Seriously, baguettes in France just taste so much better than anywhere else. And the butter was extra creamy too.
We found a small bistrot on rue de Buci in St. Germain des Prés where we prefer to hang out. This was my two little nephews' first time to Paris so we did some touristy things like visit the Notre Dame and climb the Eiffel Tower. It turns out my sister and I had never climbed it either. The secret is to get there first thing in the morning before it opens so that you don't have to queue for too long.
So for lunch, we had some pretty normal fare. Bavette steak with shallot sauce:
Again, why do salads taste so good in France? Must be the fresh veg. I also noticed they love their boiled green beans in salad.
Everyone tried this including both my nephews. I'm so proud of them.
When we looked out of the window of the bistrot, we noticed this restaurant:
We didn't go in, but us Nagoya girls were delighted.
For dinner, my mother chose Le Bistrot de Paris where Serge Gainsbourg used to hang out with Jane Birkin. It's a cozy, old school restaurant serving very French fare and is just down the road from the Musée d'Orsay. They even had pied de cochon (pig's trotters) and andouillete (tripe sausage) which our Frenchican waiter (who's French but grew up on the mean streets of Detroit) said was stinky and didn't recommend. We were a little worried that this would be a tourist trap as we were the first to arrive at 7pm quickly followed by others who spoke English. But my brother-in-law pointed out that French people dined late so all the early diners were either British, American or Japanese. He was spot on!

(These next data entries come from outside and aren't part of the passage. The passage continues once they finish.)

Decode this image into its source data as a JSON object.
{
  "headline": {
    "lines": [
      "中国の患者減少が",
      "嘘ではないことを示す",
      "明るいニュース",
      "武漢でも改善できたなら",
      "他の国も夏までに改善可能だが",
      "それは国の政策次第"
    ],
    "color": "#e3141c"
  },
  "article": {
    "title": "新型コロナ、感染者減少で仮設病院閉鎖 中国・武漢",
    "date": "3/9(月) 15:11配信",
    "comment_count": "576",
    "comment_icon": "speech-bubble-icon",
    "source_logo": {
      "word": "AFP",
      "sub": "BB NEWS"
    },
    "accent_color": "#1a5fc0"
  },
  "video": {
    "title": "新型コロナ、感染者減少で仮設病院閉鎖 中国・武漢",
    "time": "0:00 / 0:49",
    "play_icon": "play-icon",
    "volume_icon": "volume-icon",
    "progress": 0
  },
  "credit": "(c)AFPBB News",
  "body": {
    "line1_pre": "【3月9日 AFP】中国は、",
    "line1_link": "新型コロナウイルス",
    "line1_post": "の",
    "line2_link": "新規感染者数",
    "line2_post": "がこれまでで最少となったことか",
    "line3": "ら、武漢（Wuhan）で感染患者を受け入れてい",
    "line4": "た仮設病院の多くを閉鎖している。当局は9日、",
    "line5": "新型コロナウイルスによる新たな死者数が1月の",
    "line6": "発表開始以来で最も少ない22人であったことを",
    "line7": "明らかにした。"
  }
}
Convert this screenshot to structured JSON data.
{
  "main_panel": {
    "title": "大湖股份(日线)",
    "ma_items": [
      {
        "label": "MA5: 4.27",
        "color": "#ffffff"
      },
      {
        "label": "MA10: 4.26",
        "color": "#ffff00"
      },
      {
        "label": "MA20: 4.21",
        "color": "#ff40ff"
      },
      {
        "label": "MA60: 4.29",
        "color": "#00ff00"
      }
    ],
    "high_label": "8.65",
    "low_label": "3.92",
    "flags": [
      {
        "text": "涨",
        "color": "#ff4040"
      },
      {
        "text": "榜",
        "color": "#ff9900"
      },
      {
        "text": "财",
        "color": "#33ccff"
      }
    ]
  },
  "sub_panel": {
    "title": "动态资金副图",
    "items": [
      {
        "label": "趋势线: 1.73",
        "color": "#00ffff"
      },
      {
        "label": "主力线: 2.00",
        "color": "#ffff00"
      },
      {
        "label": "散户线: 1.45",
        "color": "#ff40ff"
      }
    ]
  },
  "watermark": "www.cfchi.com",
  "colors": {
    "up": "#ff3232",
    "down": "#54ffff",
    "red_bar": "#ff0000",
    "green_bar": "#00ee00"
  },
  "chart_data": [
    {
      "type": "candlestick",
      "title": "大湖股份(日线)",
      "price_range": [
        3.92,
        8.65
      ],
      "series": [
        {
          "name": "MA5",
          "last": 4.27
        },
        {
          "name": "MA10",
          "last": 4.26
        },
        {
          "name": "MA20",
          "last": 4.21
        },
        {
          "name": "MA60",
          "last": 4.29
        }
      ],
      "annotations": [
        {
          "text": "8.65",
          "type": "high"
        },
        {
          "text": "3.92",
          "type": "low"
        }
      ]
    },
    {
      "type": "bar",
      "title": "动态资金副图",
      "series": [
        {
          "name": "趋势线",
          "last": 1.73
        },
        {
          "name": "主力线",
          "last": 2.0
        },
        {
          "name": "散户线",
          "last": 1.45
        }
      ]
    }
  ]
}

Watercress salad with radishes. So French:
Wonderfully soft and pink lamb with whole roasted garlic:
I did order this well done but the French love their meat rare.
Skate with capers in a butter sauce:

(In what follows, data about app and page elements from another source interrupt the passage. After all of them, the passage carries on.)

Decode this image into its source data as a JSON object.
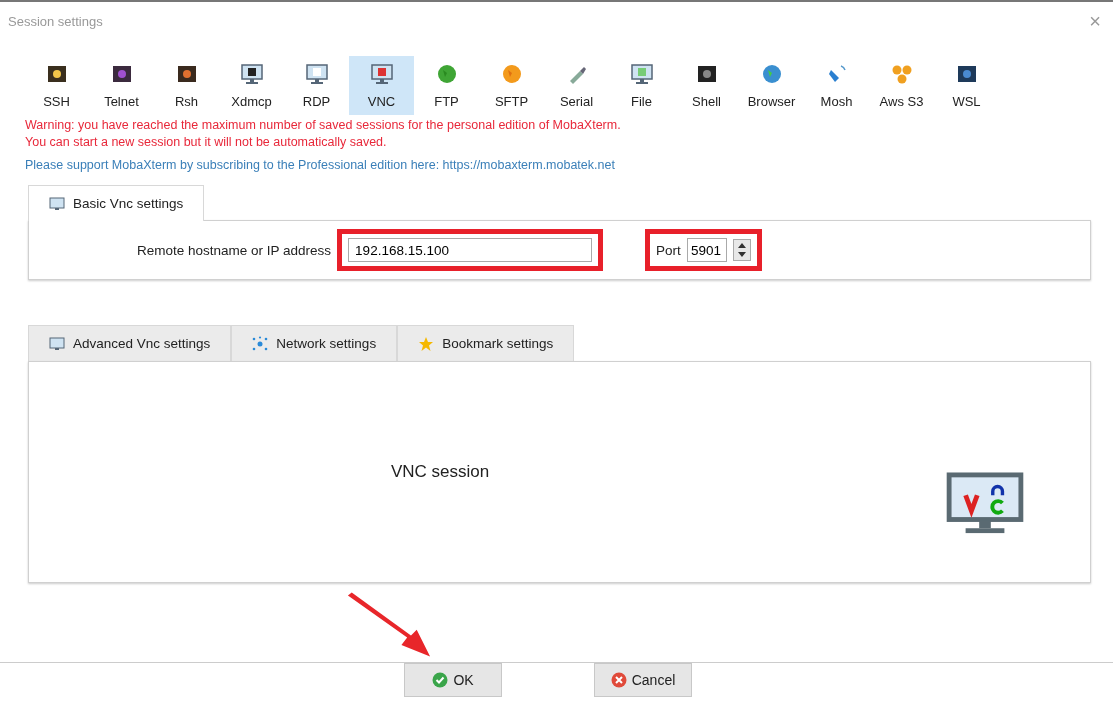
{
  "window": {
    "title": "Session settings",
    "close": "×"
  },
  "session_types": [
    {
      "label": "SSH",
      "selected": false
    },
    {
      "label": "Telnet",
      "selected": false
    },
    {
      "label": "Rsh",
      "selected": false
    },
    {
      "label": "Xdmcp",
      "selected": false
    },
    {
      "label": "RDP",
      "selected": false
    },
    {
      "label": "VNC",
      "selected": true
    },
    {
      "label": "FTP",
      "selected": false
    },
    {
      "label": "SFTP",
      "selected": false
    },
    {
      "label": "Serial",
      "selected": false
    },
    {
      "label": "File",
      "selected": false
    },
    {
      "label": "Shell",
      "selected": false
    },
    {
      "label": "Browser",
      "selected": false
    },
    {
      "label": "Mosh",
      "selected": false
    },
    {
      "label": "Aws S3",
      "selected": false
    },
    {
      "label": "WSL",
      "selected": false
    }
  ],
  "warnings": [
    "Warning: you have reached the maximum number of saved sessions for the personal edition of MobaXterm.",
    "You can start a new session but it will not be automatically saved."
  ],
  "support_note": "Please support MobaXterm by subscribing to the Professional edition here: https://mobaxterm.mobatek.net",
  "basic_tab": {
    "label": "Basic Vnc settings",
    "selected": true
  },
  "host": {
    "label": "Remote hostname or IP address",
    "value": "192.168.15.100",
    "highlighted": true
  },
  "port": {
    "label": "Port",
    "value": "5901",
    "highlighted": true
  },
  "advanced_tabs": [
    {
      "label": "Advanced Vnc settings",
      "selected": false
    },
    {
      "label": "Network settings",
      "selected": false
    },
    {
      "label": "Bookmark settings",
      "selected": false
    }
  ],
  "session_caption": "VNC session",
  "buttons": [
    {
      "kind": "ok",
      "label": "OK",
      "pointed_at": true
    },
    {
      "kind": "cancel",
      "label": "Cancel",
      "pointed_at": false
    }
  ]
}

But the duck was a little tough. However the creamy, buttery mashed potatoes made up for it.
The desserts were heavenly. I, of course, had the baba au rum. Yeah, anything with alcohol and I'll eat it. They left the whole bottle on the table but I didn't need extra because our waiter stabbed the cake and drowned it in rum. Very generous.

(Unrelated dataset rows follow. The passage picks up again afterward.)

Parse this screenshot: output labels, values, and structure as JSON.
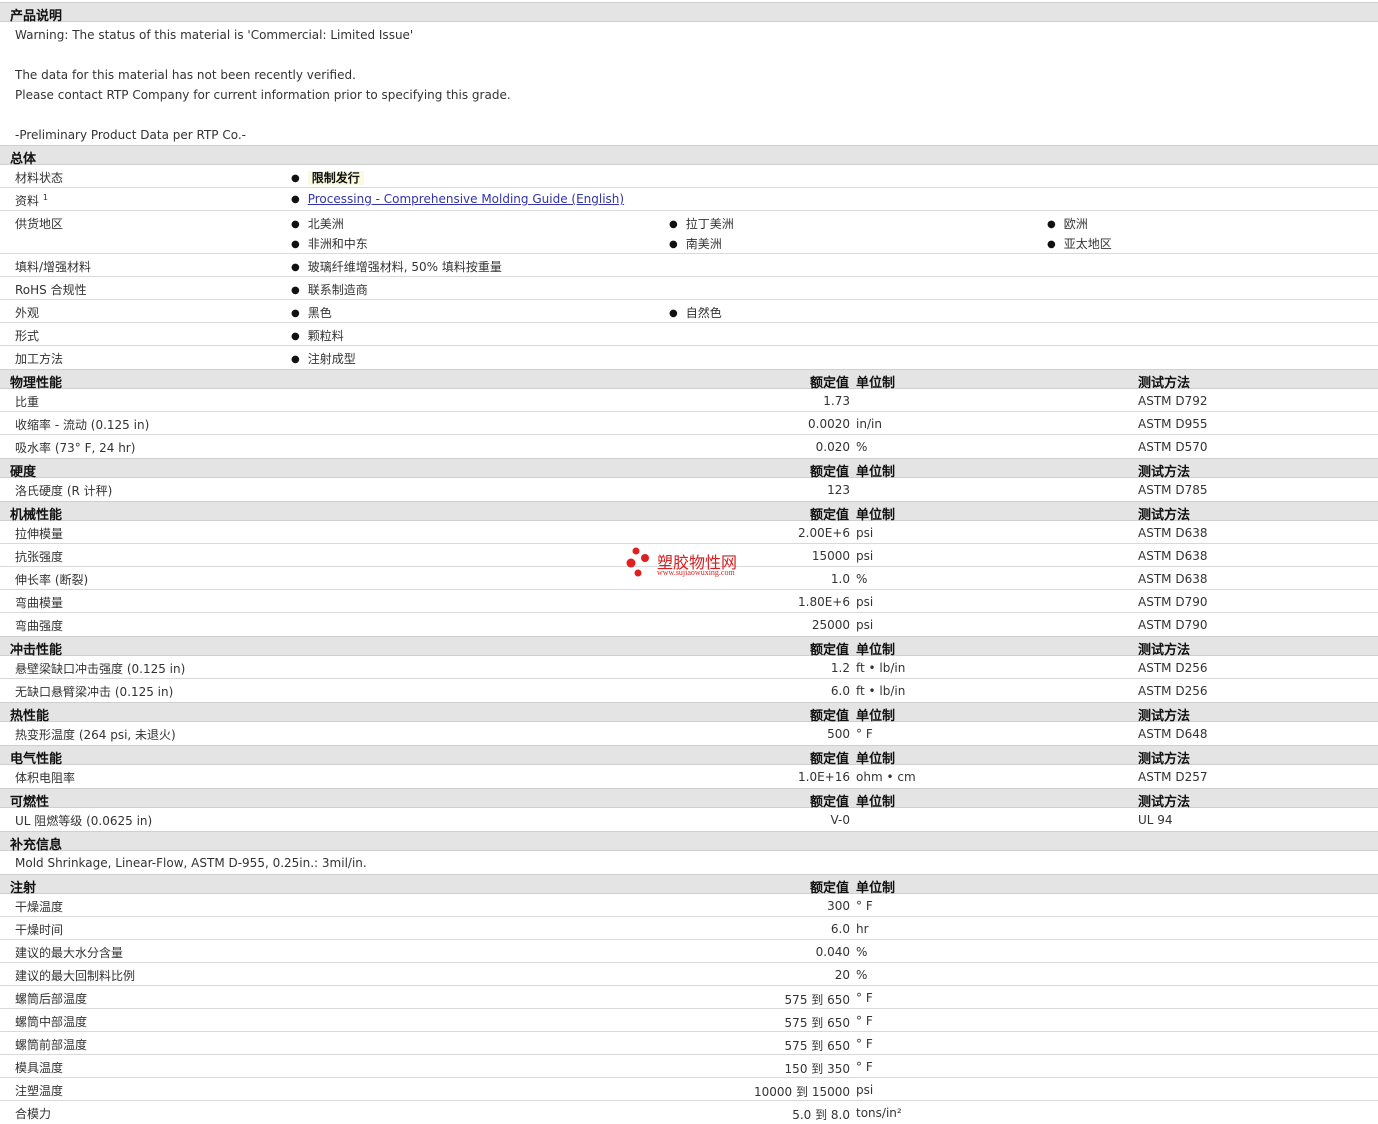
{
  "desc": {
    "title": "产品说明",
    "lines": [
      "Warning: The status of this material is 'Commercial: Limited Issue'",
      "The data for this material has not been recently verified.",
      "Please contact RTP Company for current information prior to specifying this grade.",
      "-Preliminary Product Data per RTP Co.-"
    ]
  },
  "general": {
    "title": "总体",
    "material_status_label": "材料状态",
    "material_status": "限制发行",
    "docs_label": "资料",
    "docs_sup": "1",
    "docs_link": "Processing - Comprehensive Molding Guide (English)",
    "supply_label": "供货地区",
    "supply": [
      "北美洲",
      "拉丁美洲",
      "欧洲",
      "非洲和中东",
      "南美洲",
      "亚太地区"
    ],
    "filler_label": "填料/增强材料",
    "filler": "玻璃纤维增强材料, 50% 填料按重量",
    "rohs_label": "RoHS 合规性",
    "rohs": "联系制造商",
    "appearance_label": "外观",
    "appearance": [
      "黑色",
      "自然色"
    ],
    "form_label": "形式",
    "form": "颗粒料",
    "method_label": "加工方法",
    "method": "注射成型"
  },
  "headers": {
    "value": "额定值",
    "unit": "单位制",
    "method": "测试方法"
  },
  "physical": {
    "title": "物理性能",
    "rows": [
      {
        "label": "比重",
        "value": "1.73",
        "unit": "",
        "method": "ASTM D792"
      },
      {
        "label": "收缩率 - 流动 (0.125 in)",
        "value": "0.0020",
        "unit": "in/in",
        "method": "ASTM D955"
      },
      {
        "label": "吸水率 (73° F, 24 hr)",
        "value": "0.020",
        "unit": "%",
        "method": "ASTM D570"
      }
    ]
  },
  "hardness": {
    "title": "硬度",
    "rows": [
      {
        "label": "洛氏硬度 (R 计秤)",
        "value": "123",
        "unit": "",
        "method": "ASTM D785"
      }
    ]
  },
  "mechanical": {
    "title": "机械性能",
    "rows": [
      {
        "label": "拉伸模量",
        "value": "2.00E+6",
        "unit": "psi",
        "method": "ASTM D638"
      },
      {
        "label": "抗张强度",
        "value": "15000",
        "unit": "psi",
        "method": "ASTM D638"
      },
      {
        "label": "伸长率 (断裂)",
        "value": "1.0",
        "unit": "%",
        "method": "ASTM D638"
      },
      {
        "label": "弯曲模量",
        "value": "1.80E+6",
        "unit": "psi",
        "method": "ASTM D790"
      },
      {
        "label": "弯曲强度",
        "value": "25000",
        "unit": "psi",
        "method": "ASTM D790"
      }
    ]
  },
  "impact": {
    "title": "冲击性能",
    "rows": [
      {
        "label": "悬壁梁缺口冲击强度 (0.125 in)",
        "value": "1.2",
        "unit": "ft • lb/in",
        "method": "ASTM D256"
      },
      {
        "label": "无缺口悬臂梁冲击 (0.125 in)",
        "value": "6.0",
        "unit": "ft • lb/in",
        "method": "ASTM D256"
      }
    ]
  },
  "thermal": {
    "title": "热性能",
    "rows": [
      {
        "label": "热变形温度 (264 psi, 未退火)",
        "value": "500",
        "unit": "° F",
        "method": "ASTM D648"
      }
    ]
  },
  "electrical": {
    "title": "电气性能",
    "rows": [
      {
        "label": "体积电阻率",
        "value": "1.0E+16",
        "unit": "ohm • cm",
        "method": "ASTM D257"
      }
    ]
  },
  "flammability": {
    "title": "可燃性",
    "rows": [
      {
        "label": "UL 阻燃等级 (0.0625 in)",
        "value": "V-0",
        "unit": "",
        "method": "UL 94"
      }
    ]
  },
  "supplement": {
    "title": "补充信息",
    "text": "Mold Shrinkage, Linear-Flow, ASTM D-955, 0.25in.: 3mil/in."
  },
  "injection": {
    "title": "注射",
    "rows": [
      {
        "label": "干燥温度",
        "value": "300",
        "unit": "° F"
      },
      {
        "label": "干燥时间",
        "value": "6.0",
        "unit": "hr"
      },
      {
        "label": "建议的最大水分含量",
        "value": "0.040",
        "unit": "%"
      },
      {
        "label": "建议的最大回制料比例",
        "value": "20",
        "unit": "%"
      },
      {
        "label": "螺筒后部温度",
        "value": "575 到  650",
        "unit": "° F"
      },
      {
        "label": "螺筒中部温度",
        "value": "575 到  650",
        "unit": "° F"
      },
      {
        "label": "螺筒前部温度",
        "value": "575 到  650",
        "unit": "° F"
      },
      {
        "label": "模具温度",
        "value": "150 到  350",
        "unit": "° F"
      },
      {
        "label": "注塑温度",
        "value": "10000 到  15000",
        "unit": "psi"
      },
      {
        "label": "合模力",
        "value": "5.0 到  8.0",
        "unit": "tons/in²"
      }
    ]
  },
  "watermark": {
    "name": "塑胶物性网",
    "url": "www.sujiaowuxing.com"
  }
}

The lemon and green apple sorbets were refreshing and we also had the best caramel ice cream I've ever tasted. It was like home-made caramel with just the right amount of burnt suger-ness. We lapped it up like a cat would cream.
This was a very busy bistrot and we spotted many elderly French couples dressed immaculately and consuming three full courses (and these were pretty large plates) accompanied by lots of wine. Respect.
After two days of eating French food, we finally cracked and headed to Mirama on rue St Jaques near the Sorbonne for some of this:
We're so Asian. We can't live without noodles or rice. Although much pricier than London (food in Paris is pretty expensive, almost double that of London, would you believe?), I have to say that was the best mapo tofu I've had in a long time. Spicy and very moreish. We used to be able to eat French food non-stop for a week, but these days, two days is the max. It's all that butter and cream. We just can't handle it.
This time we didn't really have enough time to indulge in cakes much, but we did go to one of our favourite tea shops, Mariage Frères.
They didn't allow pictures inside (the Parisians don't like their shops being photographed), but the decor was lovely chinoisseries and they had a huge selection of teas from around the world which are specially blended in-house. My sister preferred their green and Chinese teas and my mother their French Earl Grey.
My favourite two were the Fall in Love (which is a limited edition black tea with hints of vanilla) and Marco Polo (a fruity black tea). Both are best drunk without milk.
And I'll leave you with an upskirt shot of the Iron Lady in all her glory.
LE BISTROT DU PARIS
33 Rue de Lille
75007 Paris, France
T: 01 42 61 16 83
17 Rue Saint-Jacques
75005 Paris, France
T: 01 43 5471 77